Xiaomi unveiled three Redmi K40 phones earlier this week. Or did it? If you look at just the screen and camera, there’s only one phone. If you look at the chipset, there are two phones. And if you look at the cameras, there are three phones.
That may sound like a magic trick, but a quick run through the specs should clear things up.
All three K40 phones use the same 6.67” Super AMOLED display (an E4 panel). It impresses with 360Hz touch sampling rate (one of the fastest we’ve seen yet) and 120Hz refresh rate (not the fastest, but still cool).
And it boasts HDR10+ and 1,300 nits peak brightness along with a perfect A+ score from Display Mate. The 1080p+ resolution and relatively old Gorilla Glass 5 are not as impressive, but are those deal breakers for you?
All three models use the same 4,520 mAh battery, which can be fully charged using the supplied 33W charger in 52 minutes. That’s pretty fast, almost as fast as some 65W chargers based on Xiaomi’s testing.
Now things start to diverge. The two Pro versions are powered by the Snapdragon 888 chipset, the vanilla K40 gets the Snapdragon 870 (an overclocked 865).
Where the Redmi K40 Pro+ really shines is the 108MP main camera, a 1/1.52” Samsung HM2 sensor with 9-in-1 binning for 2.1 µm pixels. The K40 Pro is in the middle with a 64MP 1/1.7” sensor with 1.6µm pixels after 4-in-1 binning. The vanilla K40 is at the bottom with a 48MP sensor.
The remaining camera modules are the same, including the 8MP 119º ultrawide cam, 5MP telephoto macro and a 5MP selfie camera. Yes, the three are very similar, so it all comes down to the chipset and main camera.
And price, of course, here’s how much each phone will cost. They will be available in China from March 4 and they might go global under the Poco brand.
|6/128 GB||8/128 GB||8/256 GB||12/256 GB|
|Redmi K40 Pro+||–||–||–||CNY 3,700|
|Redmi K40 Pro||CNY 2,800||CNY 3,000||CNY 3,300||–|
|Redmi K40||CNY 2,000||CNY 2,200||CNY 2,500||CNY 2,500*|
|* special edition (pre-order only)|
Let’s have a quick glance at the potential competition. If you’re looking for a Snapdragon 888 and a 108MP camera, most of the alternatives are either Xiaomis or high end Samsung phones.

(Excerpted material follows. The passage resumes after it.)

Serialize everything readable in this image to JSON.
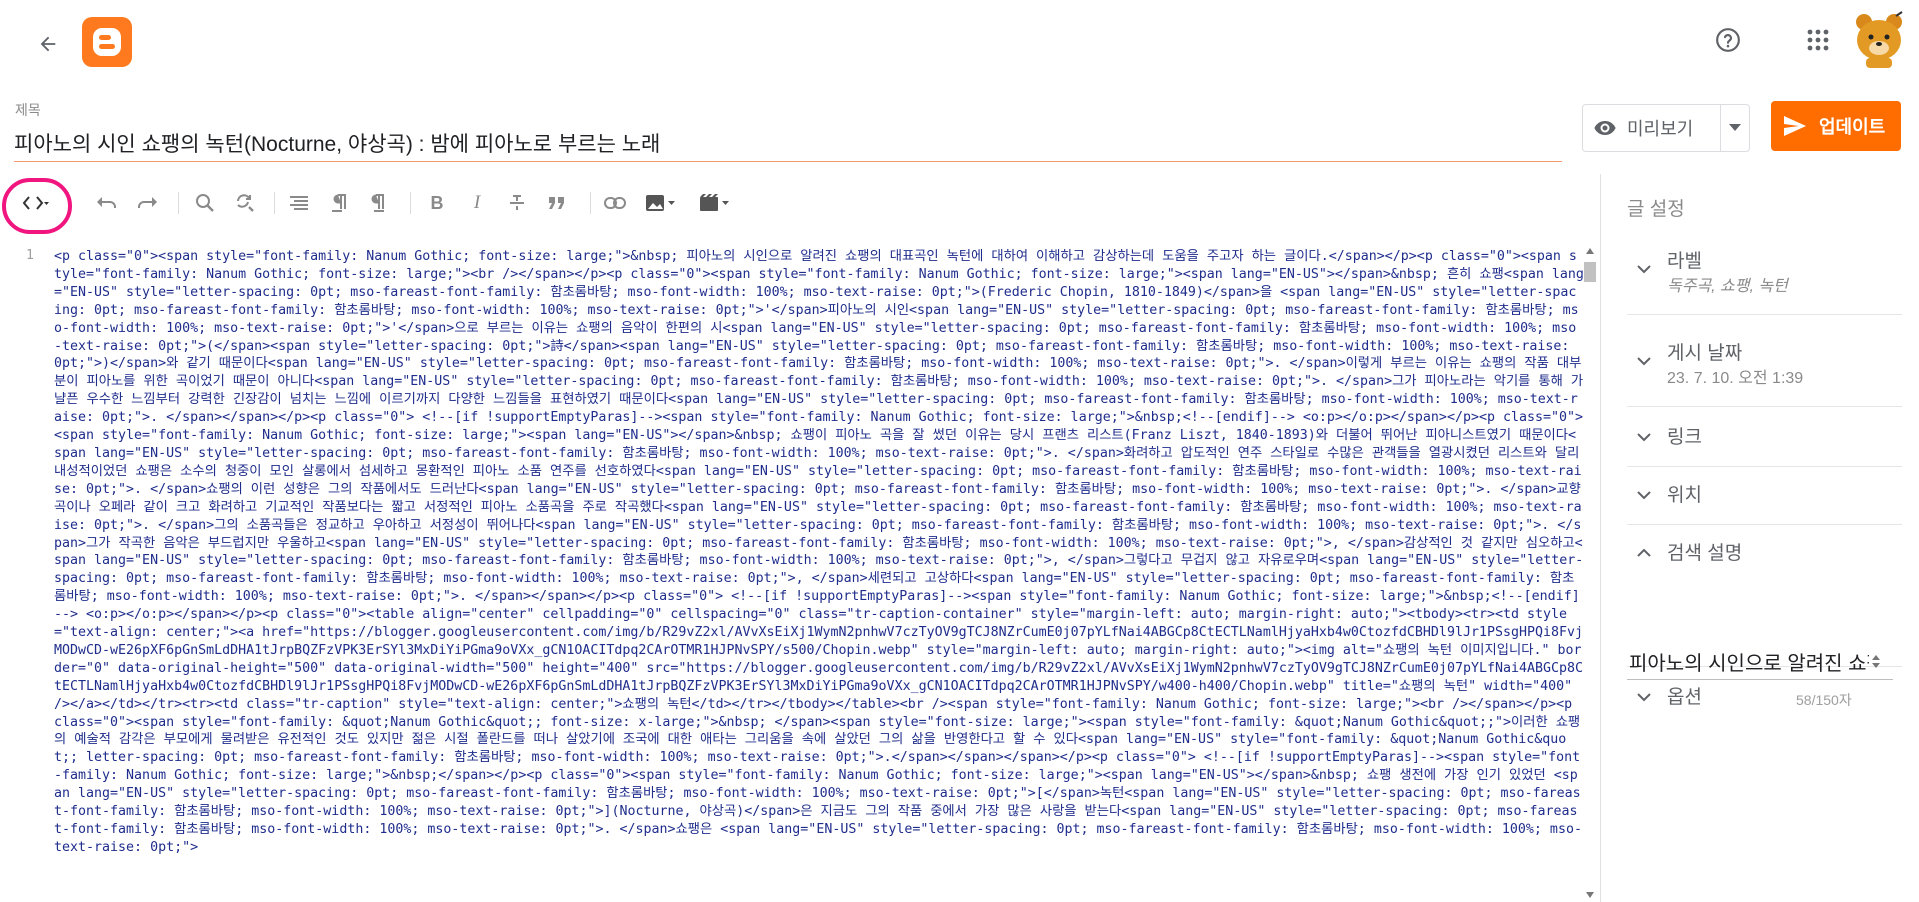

The Mi 11 (CNY 4,000 for 8/128 GB), for example, boasts a higher resolution 1440p+ display and slightly faster charging – 55W fill the 4,600 mAh battery in 45 minutes. Not a huge difference with K40’s 33W charger, is it? The upcoming Realme GT (March 4) is said to bring a Snapdragon 888 chipset at a CNY 3,000 price point, so that may provide stiffer competition.
What if you’re willing to settle for a lower resolution main camera? Well, then you’ll find that most devices under $600/€500 use Snapdragon 700-series chips and their screens usually top out at 90Hz.
Something like the Realme X7 Pro (CNY 2,200 for 6/128 GB) might split the difference between the K40 and K40 Pro. It has a 120Hz display and 64MP camera, plus its 65W charger is measurably faster (35 minutes to 100%). However, the Dimensity 1000+ is not on the same level as even the Snapdragon 870, let alone the 888.
The Moto Edge S is another option. This one has a Snapdragon 870, but the display refresh rate falls to 90 Hz (and it’s an LCD). Still, not bad for a CNY 2,000 phone (6/128 GB).
With no 1440p+ displays, telephoto cameras or mmWave 5G, the K40 trio are not flagships. But they cost half as much as a flagship (or even less). Looking at the premium mid-range segment, the K40 doesn’t have a lot of competition. Did Xiaomi win the segment or do you have better options in mind?